(Dataset entries Opens)

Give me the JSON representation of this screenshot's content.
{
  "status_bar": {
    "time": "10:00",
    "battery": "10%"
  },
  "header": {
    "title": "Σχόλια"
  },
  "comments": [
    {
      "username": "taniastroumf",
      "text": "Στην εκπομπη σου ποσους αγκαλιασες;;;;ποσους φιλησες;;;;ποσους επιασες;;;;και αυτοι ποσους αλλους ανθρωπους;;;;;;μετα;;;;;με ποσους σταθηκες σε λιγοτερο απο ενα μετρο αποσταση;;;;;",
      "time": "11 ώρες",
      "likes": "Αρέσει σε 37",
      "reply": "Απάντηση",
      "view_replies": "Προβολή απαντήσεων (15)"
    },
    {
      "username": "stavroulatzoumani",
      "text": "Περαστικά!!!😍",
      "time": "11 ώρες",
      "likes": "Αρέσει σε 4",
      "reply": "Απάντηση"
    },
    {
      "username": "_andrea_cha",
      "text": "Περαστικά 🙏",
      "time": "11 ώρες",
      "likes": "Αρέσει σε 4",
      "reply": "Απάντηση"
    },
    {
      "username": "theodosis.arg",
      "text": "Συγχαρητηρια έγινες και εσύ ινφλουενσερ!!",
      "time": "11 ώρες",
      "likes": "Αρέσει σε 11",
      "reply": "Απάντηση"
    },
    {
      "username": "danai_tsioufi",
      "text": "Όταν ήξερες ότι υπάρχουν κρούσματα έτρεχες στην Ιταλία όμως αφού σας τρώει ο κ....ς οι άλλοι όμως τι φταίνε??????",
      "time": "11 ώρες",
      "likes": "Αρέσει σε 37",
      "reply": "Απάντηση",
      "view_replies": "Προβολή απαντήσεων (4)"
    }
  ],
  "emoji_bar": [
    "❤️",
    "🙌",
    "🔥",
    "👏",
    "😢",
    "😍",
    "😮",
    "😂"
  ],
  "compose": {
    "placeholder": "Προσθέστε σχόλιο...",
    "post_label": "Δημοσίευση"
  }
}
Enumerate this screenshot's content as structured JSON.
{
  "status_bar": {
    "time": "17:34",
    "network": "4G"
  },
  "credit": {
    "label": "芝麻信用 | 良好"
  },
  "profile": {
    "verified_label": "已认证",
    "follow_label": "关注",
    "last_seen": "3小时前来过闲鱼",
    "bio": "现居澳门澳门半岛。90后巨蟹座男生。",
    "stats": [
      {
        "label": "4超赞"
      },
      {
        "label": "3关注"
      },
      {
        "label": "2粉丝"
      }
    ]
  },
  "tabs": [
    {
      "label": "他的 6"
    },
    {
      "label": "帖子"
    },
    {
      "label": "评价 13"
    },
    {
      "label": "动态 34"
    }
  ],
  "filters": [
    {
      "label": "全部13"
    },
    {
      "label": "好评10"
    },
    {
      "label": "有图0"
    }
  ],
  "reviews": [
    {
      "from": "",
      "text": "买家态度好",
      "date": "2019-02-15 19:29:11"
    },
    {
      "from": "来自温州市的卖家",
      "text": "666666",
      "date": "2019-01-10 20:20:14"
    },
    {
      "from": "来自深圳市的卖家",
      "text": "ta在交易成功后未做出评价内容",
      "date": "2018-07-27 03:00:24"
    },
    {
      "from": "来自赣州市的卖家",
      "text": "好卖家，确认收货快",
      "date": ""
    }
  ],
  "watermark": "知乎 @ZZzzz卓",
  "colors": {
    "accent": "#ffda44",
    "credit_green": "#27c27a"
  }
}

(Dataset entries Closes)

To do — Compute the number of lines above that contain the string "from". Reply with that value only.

Exercise answer — 4